Items from an interface collection:

────────────────────────────────────────

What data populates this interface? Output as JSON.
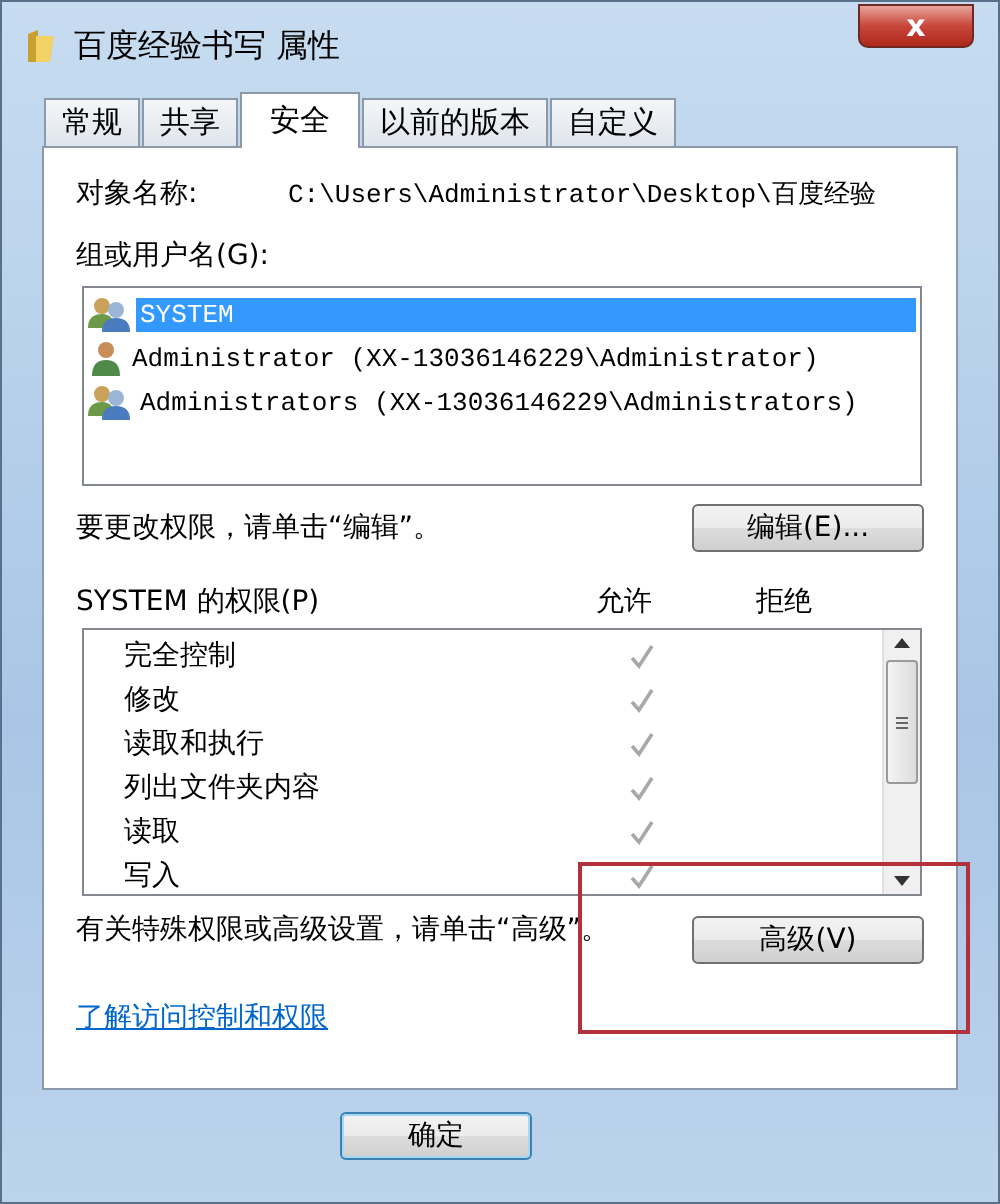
{
  "window": {
    "title": "百度经验书写 属性",
    "close": "x"
  },
  "tabs": [
    {
      "label": "常规",
      "selected": false
    },
    {
      "label": "共享",
      "selected": false
    },
    {
      "label": "安全",
      "selected": true
    },
    {
      "label": "以前的版本",
      "selected": false
    },
    {
      "label": "自定义",
      "selected": false
    }
  ],
  "object_name": {
    "label": "对象名称:",
    "value": "C:\\Users\\Administrator\\Desktop\\百度经验"
  },
  "groups": {
    "label": "组或用户名(G):",
    "items": [
      {
        "name": "SYSTEM",
        "kind": "group",
        "selected": true
      },
      {
        "name": "Administrator (XX-13036146229\\Administrator)",
        "kind": "user",
        "selected": false
      },
      {
        "name": "Administrators (XX-13036146229\\Administrators)",
        "kind": "group",
        "selected": false
      }
    ]
  },
  "edit_hint": "要更改权限，请单击“编辑”。",
  "edit_button": "编辑(E)...",
  "permissions": {
    "label": "SYSTEM 的权限(P)",
    "allow_header": "允许",
    "deny_header": "拒绝",
    "rows": [
      {
        "name": "完全控制",
        "allow": true,
        "deny": false
      },
      {
        "name": "修改",
        "allow": true,
        "deny": false
      },
      {
        "name": "读取和执行",
        "allow": true,
        "deny": false
      },
      {
        "name": "列出文件夹内容",
        "allow": true,
        "deny": false
      },
      {
        "name": "读取",
        "allow": true,
        "deny": false
      },
      {
        "name": "写入",
        "allow": true,
        "deny": false
      }
    ]
  },
  "advanced_hint": "有关特殊权限或高级设置，请单击“高级”。",
  "advanced_button": "高级(V)",
  "help_link": "了解访问控制和权限",
  "buttons": [
    "确定"
  ],
  "annotation": {
    "kind": "rectangle"
  }
}
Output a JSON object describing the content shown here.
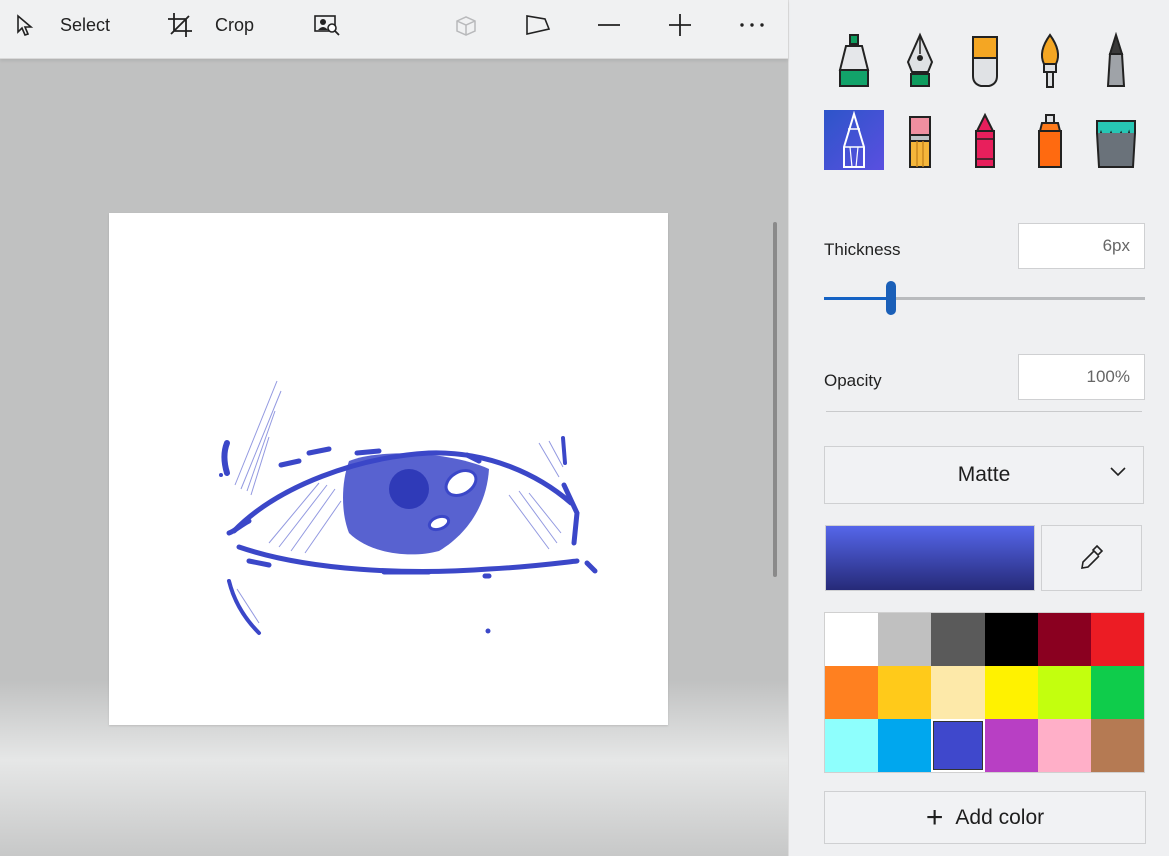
{
  "toolbar": {
    "select_label": "Select",
    "crop_label": "Crop",
    "icons": [
      "select-cursor-icon",
      "crop-icon",
      "magic-select-icon",
      "view-3d-icon",
      "flip-icon",
      "zoom-out-icon",
      "zoom-in-icon",
      "more-options-icon"
    ]
  },
  "canvas": {
    "stroke_color": "#3b47c8",
    "drawing": "hand-drawn eye sketch"
  },
  "brushes": [
    {
      "name": "marker",
      "icon": "marker-icon"
    },
    {
      "name": "calligraphy-pen",
      "icon": "calligraphy-pen-icon"
    },
    {
      "name": "oil-brush",
      "icon": "oil-brush-icon"
    },
    {
      "name": "watercolor",
      "icon": "watercolor-brush-icon"
    },
    {
      "name": "pixel-pen",
      "icon": "pixel-pen-icon"
    },
    {
      "name": "pencil",
      "icon": "pencil-icon",
      "selected": true
    },
    {
      "name": "eraser",
      "icon": "eraser-icon"
    },
    {
      "name": "crayon",
      "icon": "crayon-icon"
    },
    {
      "name": "spray-can",
      "icon": "spray-can-icon"
    },
    {
      "name": "fill",
      "icon": "fill-bucket-icon"
    }
  ],
  "thickness": {
    "label": "Thickness",
    "value": "6px",
    "slider_fraction": 0.21
  },
  "opacity": {
    "label": "Opacity",
    "value": "100%"
  },
  "finish": {
    "selected": "Matte"
  },
  "current_color": {
    "top": "#5566ea",
    "bottom": "#262a78"
  },
  "palette": [
    "#ffffff",
    "#c0c0c0",
    "#5a5a5a",
    "#000000",
    "#8a0020",
    "#ec1c24",
    "#ff8020",
    "#ffca1a",
    "#fde9a9",
    "#fff200",
    "#c3ff0e",
    "#0fcc4b",
    "#8efffd",
    "#00a7ee",
    "#3f48cc",
    "#b83fc4",
    "#ffafc8",
    "#b57a53"
  ],
  "palette_selected_index": 14,
  "add_color_label": "Add color"
}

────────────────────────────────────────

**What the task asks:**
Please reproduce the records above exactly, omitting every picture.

**Answer section:**
What data populates this interface? Output as JSON.
{
  "window": {
    "title": "百度经验书写 属性",
    "close": "x"
  },
  "tabs": [
    {
      "label": "常规",
      "selected": false
    },
    {
      "label": "共享",
      "selected": false
    },
    {
      "label": "安全",
      "selected": true
    },
    {
      "label": "以前的版本",
      "selected": false
    },
    {
      "label": "自定义",
      "selected": false
    }
  ],
  "object_name": {
    "label": "对象名称:",
    "value": "C:\\Users\\Administrator\\Desktop\\百度经验"
  },
  "groups": {
    "label": "组或用户名(G):",
    "items": [
      {
        "name": "SYSTEM",
        "kind": "group",
        "selected": true
      },
      {
        "name": "Administrator (XX-13036146229\\Administrator)",
        "kind": "user",
        "selected": false
      },
      {
        "name": "Administrators (XX-13036146229\\Administrators)",
        "kind": "group",
        "selected": false
      }
    ]
  },
  "edit_hint": "要更改权限，请单击“编辑”。",
  "edit_button": "编辑(E)...",
  "permissions": {
    "label": "SYSTEM 的权限(P)",
    "allow_header": "允许",
    "deny_header": "拒绝",
    "rows": [
      {
        "name": "完全控制",
        "allow": true,
        "deny": false
      },
      {
        "name": "修改",
        "allow": true,
        "deny": false
      },
      {
        "name": "读取和执行",
        "allow": true,
        "deny": false
      },
      {
        "name": "列出文件夹内容",
        "allow": true,
        "deny": false
      },
      {
        "name": "读取",
        "allow": true,
        "deny": false
      },
      {
        "name": "写入",
        "allow": true,
        "deny": false
      }
    ]
  },
  "advanced_hint": "有关特殊权限或高级设置，请单击“高级”。",
  "advanced_button": "高级(V)",
  "help_link": "了解访问控制和权限",
  "buttons": [
    "确定"
  ],
  "annotation": {
    "kind": "rectangle"
  }
}
Output a JSON object describing the content shown here.
{
  "toolbar": {
    "select_label": "Select",
    "crop_label": "Crop",
    "icons": [
      "select-cursor-icon",
      "crop-icon",
      "magic-select-icon",
      "view-3d-icon",
      "flip-icon",
      "zoom-out-icon",
      "zoom-in-icon",
      "more-options-icon"
    ]
  },
  "canvas": {
    "stroke_color": "#3b47c8",
    "drawing": "hand-drawn eye sketch"
  },
  "brushes": [
    {
      "name": "marker",
      "icon": "marker-icon"
    },
    {
      "name": "calligraphy-pen",
      "icon": "calligraphy-pen-icon"
    },
    {
      "name": "oil-brush",
      "icon": "oil-brush-icon"
    },
    {
      "name": "watercolor",
      "icon": "watercolor-brush-icon"
    },
    {
      "name": "pixel-pen",
      "icon": "pixel-pen-icon"
    },
    {
      "name": "pencil",
      "icon": "pencil-icon",
      "selected": true
    },
    {
      "name": "eraser",
      "icon": "eraser-icon"
    },
    {
      "name": "crayon",
      "icon": "crayon-icon"
    },
    {
      "name": "spray-can",
      "icon": "spray-can-icon"
    },
    {
      "name": "fill",
      "icon": "fill-bucket-icon"
    }
  ],
  "thickness": {
    "label": "Thickness",
    "value": "6px",
    "slider_fraction": 0.21
  },
  "opacity": {
    "label": "Opacity",
    "value": "100%"
  },
  "finish": {
    "selected": "Matte"
  },
  "current_color": {
    "top": "#5566ea",
    "bottom": "#262a78"
  },
  "palette": [
    "#ffffff",
    "#c0c0c0",
    "#5a5a5a",
    "#000000",
    "#8a0020",
    "#ec1c24",
    "#ff8020",
    "#ffca1a",
    "#fde9a9",
    "#fff200",
    "#c3ff0e",
    "#0fcc4b",
    "#8efffd",
    "#00a7ee",
    "#3f48cc",
    "#b83fc4",
    "#ffafc8",
    "#b57a53"
  ],
  "palette_selected_index": 14,
  "add_color_label": "Add color"
}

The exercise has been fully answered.